Task statement:
Each line of the listing that holds "cookie" counts once; report how many there are, and nothing more.
Given records START
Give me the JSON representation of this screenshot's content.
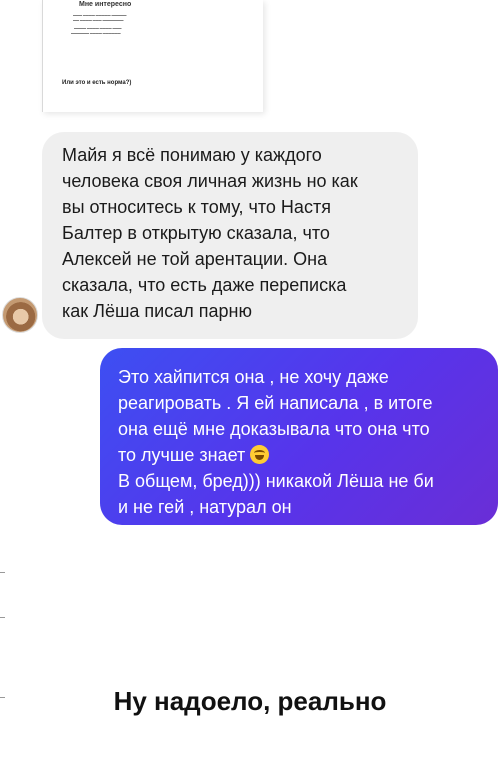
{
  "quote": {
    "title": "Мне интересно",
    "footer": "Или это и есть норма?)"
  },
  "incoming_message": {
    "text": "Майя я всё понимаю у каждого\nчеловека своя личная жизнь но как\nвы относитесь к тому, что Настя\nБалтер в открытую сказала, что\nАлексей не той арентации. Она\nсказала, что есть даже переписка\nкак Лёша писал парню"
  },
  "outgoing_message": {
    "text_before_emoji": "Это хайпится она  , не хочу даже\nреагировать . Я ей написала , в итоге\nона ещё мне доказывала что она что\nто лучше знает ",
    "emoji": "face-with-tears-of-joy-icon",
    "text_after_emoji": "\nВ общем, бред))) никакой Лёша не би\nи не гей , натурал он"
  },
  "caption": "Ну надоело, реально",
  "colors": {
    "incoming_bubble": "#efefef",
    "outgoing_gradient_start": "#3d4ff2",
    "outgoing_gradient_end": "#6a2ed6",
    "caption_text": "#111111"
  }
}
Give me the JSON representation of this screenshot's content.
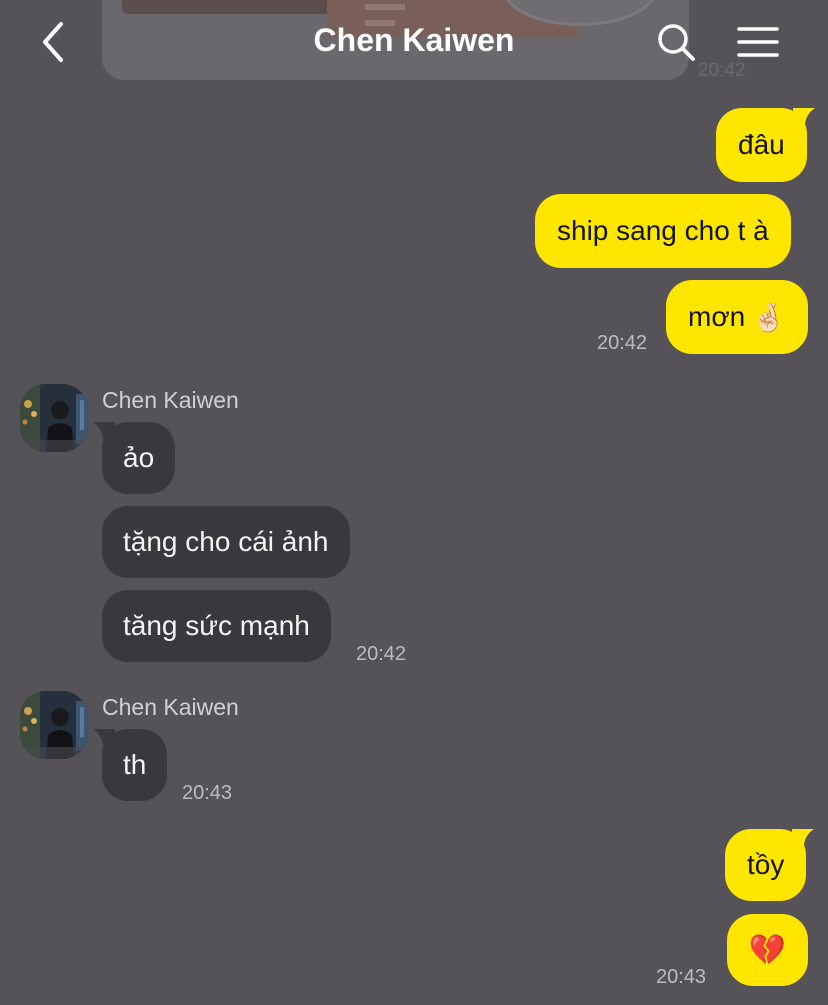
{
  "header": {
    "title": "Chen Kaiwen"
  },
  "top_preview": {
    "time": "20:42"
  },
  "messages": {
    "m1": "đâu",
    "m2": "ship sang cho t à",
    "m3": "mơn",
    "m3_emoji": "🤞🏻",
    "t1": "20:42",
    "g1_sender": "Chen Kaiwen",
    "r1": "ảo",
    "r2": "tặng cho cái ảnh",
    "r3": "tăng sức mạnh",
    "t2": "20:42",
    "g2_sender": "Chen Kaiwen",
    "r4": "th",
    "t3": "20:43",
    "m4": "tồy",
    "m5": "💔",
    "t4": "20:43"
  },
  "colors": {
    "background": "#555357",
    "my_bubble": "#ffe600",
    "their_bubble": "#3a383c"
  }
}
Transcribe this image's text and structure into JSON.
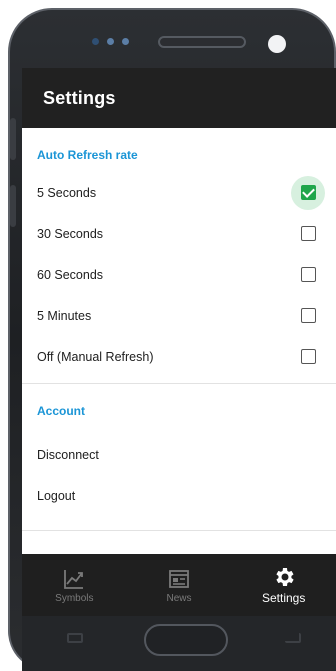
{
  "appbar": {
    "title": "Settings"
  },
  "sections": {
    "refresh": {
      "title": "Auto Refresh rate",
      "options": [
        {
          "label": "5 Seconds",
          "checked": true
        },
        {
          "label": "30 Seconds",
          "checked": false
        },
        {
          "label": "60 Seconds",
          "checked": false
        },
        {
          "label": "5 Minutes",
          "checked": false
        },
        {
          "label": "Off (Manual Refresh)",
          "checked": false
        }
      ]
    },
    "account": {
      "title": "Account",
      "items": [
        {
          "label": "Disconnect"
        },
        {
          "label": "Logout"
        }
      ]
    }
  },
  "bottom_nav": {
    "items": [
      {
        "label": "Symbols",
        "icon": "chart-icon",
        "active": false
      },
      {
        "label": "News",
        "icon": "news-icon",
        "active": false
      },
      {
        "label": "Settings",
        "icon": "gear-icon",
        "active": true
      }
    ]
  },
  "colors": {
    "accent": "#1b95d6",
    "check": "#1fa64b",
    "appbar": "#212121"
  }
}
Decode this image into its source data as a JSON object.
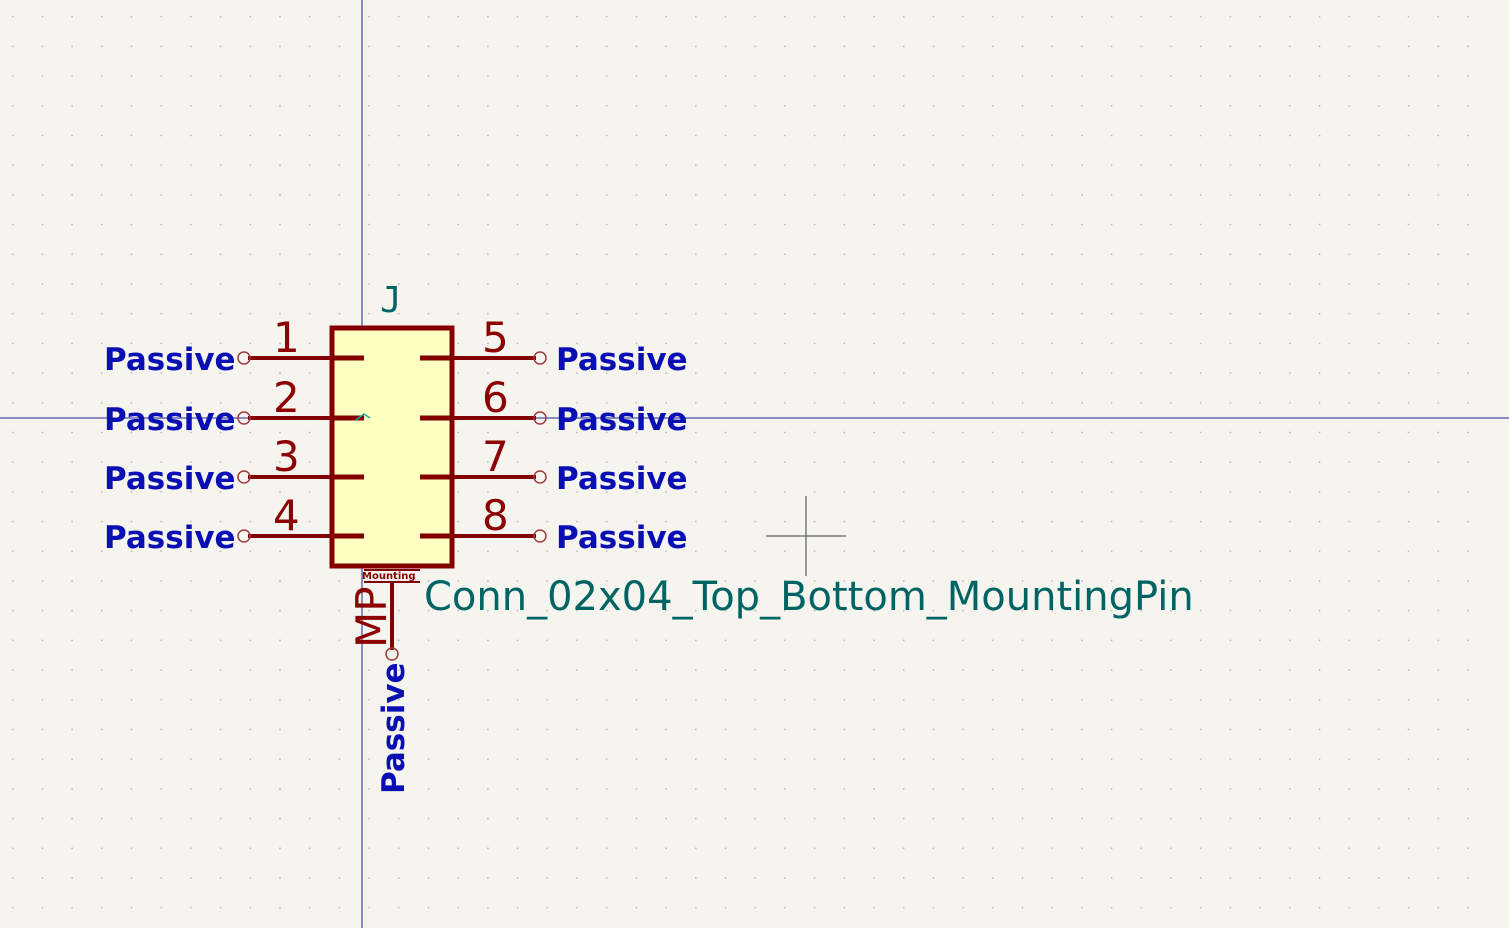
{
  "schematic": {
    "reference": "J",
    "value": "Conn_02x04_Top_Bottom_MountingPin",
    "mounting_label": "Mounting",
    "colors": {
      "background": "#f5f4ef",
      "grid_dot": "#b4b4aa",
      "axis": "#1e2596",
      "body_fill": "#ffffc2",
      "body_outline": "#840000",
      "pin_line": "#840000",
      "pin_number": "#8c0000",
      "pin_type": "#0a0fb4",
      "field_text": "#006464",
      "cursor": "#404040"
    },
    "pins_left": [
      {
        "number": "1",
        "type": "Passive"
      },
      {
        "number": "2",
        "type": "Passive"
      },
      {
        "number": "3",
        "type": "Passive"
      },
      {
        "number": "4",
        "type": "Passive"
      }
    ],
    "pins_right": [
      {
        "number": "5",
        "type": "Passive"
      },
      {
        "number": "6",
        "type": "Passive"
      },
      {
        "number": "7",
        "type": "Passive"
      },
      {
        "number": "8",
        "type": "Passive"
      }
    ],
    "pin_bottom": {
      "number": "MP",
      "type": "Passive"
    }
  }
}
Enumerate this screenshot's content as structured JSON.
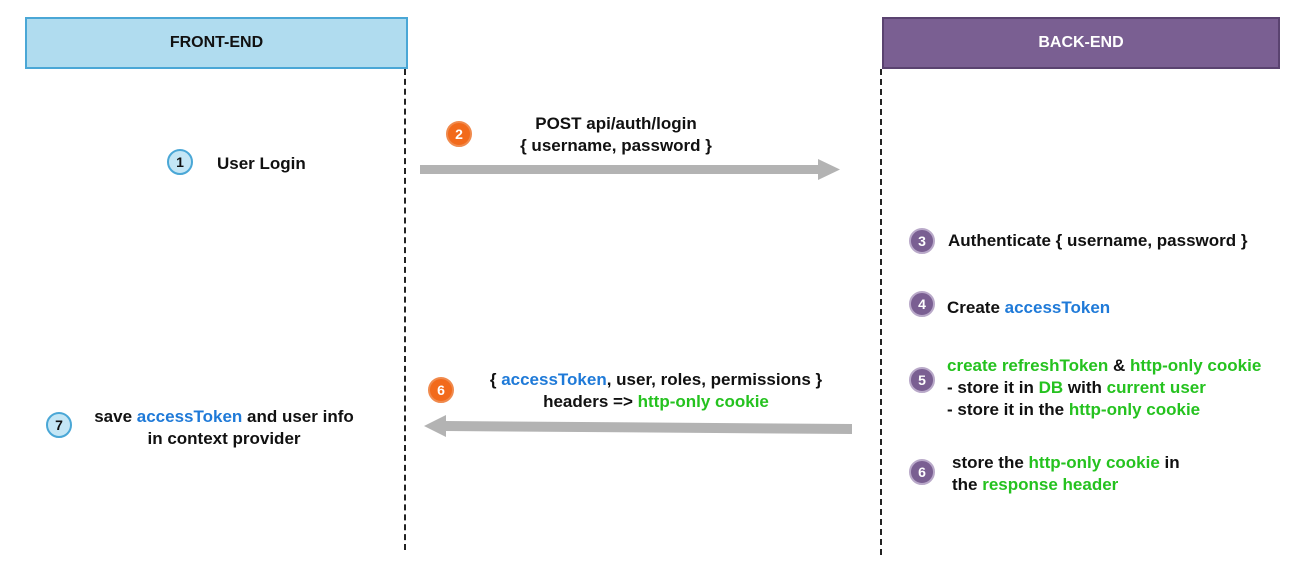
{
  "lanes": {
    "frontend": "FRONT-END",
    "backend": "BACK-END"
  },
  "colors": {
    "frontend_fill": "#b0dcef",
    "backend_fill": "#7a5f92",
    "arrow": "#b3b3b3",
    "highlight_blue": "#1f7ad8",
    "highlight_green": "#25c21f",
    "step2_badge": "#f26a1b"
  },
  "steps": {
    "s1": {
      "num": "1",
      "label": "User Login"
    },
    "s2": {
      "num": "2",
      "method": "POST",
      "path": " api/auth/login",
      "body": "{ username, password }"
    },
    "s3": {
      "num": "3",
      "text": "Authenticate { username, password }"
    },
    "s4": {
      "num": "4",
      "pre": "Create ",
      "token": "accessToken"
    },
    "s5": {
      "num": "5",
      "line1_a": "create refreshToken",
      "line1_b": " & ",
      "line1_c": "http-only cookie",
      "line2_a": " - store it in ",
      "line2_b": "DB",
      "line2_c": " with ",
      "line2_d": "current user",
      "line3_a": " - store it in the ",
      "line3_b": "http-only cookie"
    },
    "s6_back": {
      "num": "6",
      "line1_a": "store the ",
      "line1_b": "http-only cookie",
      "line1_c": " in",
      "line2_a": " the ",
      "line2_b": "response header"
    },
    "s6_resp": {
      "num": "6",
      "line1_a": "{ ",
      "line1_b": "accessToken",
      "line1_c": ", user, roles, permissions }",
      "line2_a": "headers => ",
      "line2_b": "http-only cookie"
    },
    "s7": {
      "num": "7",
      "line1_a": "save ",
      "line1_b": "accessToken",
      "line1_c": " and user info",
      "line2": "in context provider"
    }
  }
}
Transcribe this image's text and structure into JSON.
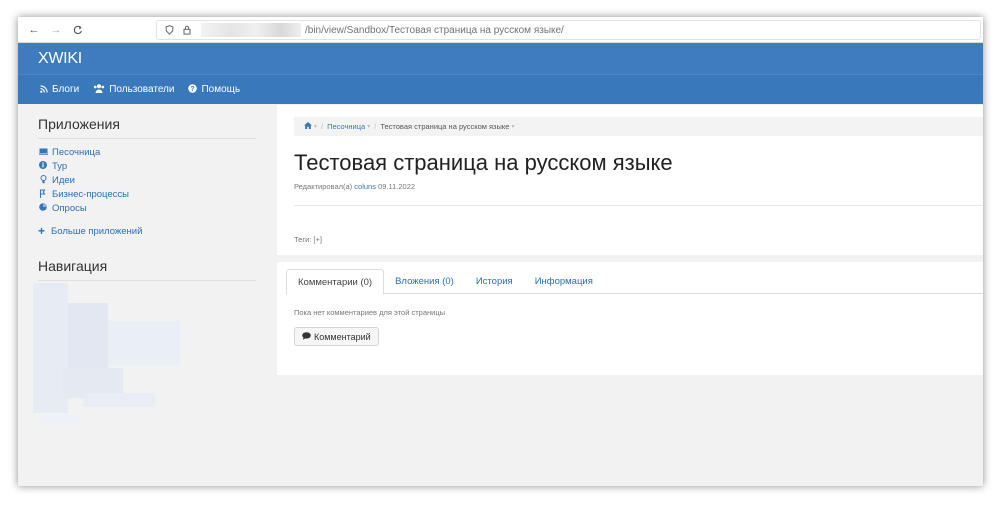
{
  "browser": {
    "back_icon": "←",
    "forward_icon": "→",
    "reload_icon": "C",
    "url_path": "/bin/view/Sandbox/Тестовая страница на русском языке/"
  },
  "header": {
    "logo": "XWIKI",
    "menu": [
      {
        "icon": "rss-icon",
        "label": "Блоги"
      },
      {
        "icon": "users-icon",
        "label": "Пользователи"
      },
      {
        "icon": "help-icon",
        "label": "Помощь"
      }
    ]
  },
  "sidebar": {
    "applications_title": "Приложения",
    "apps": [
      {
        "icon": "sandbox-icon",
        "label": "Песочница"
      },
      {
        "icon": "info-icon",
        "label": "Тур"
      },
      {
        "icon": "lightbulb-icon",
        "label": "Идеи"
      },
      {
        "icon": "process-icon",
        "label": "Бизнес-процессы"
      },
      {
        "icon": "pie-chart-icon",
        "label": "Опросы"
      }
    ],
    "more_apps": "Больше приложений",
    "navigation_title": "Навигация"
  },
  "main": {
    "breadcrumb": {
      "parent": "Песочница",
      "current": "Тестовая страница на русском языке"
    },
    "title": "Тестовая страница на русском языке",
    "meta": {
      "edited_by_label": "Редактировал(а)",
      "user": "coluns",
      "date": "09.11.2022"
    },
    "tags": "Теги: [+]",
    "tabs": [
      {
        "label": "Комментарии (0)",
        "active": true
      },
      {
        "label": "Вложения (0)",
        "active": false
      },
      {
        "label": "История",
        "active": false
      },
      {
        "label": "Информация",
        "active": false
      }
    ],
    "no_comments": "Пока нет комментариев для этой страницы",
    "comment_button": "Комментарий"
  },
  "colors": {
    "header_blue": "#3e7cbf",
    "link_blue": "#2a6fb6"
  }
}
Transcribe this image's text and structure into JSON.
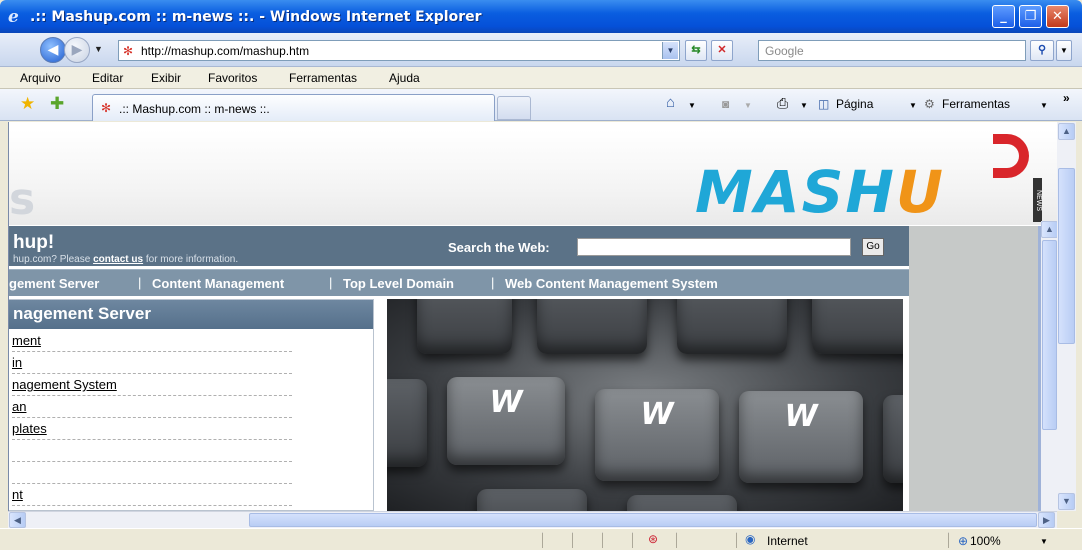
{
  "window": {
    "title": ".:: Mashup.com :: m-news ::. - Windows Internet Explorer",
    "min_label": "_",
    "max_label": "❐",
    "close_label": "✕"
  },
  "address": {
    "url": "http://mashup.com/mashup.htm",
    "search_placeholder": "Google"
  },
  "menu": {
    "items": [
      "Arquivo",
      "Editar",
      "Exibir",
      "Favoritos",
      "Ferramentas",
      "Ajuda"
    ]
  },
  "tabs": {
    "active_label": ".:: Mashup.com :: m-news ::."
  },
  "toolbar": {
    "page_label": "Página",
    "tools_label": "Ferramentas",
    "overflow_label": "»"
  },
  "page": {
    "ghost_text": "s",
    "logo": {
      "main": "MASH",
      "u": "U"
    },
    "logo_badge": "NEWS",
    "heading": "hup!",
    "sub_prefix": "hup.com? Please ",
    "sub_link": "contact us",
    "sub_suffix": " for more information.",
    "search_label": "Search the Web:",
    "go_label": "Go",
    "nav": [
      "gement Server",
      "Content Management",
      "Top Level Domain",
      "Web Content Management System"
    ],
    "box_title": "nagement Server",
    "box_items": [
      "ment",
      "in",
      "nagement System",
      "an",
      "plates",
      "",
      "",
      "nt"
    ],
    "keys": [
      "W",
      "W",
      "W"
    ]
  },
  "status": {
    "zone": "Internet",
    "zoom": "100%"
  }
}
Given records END
Result:
4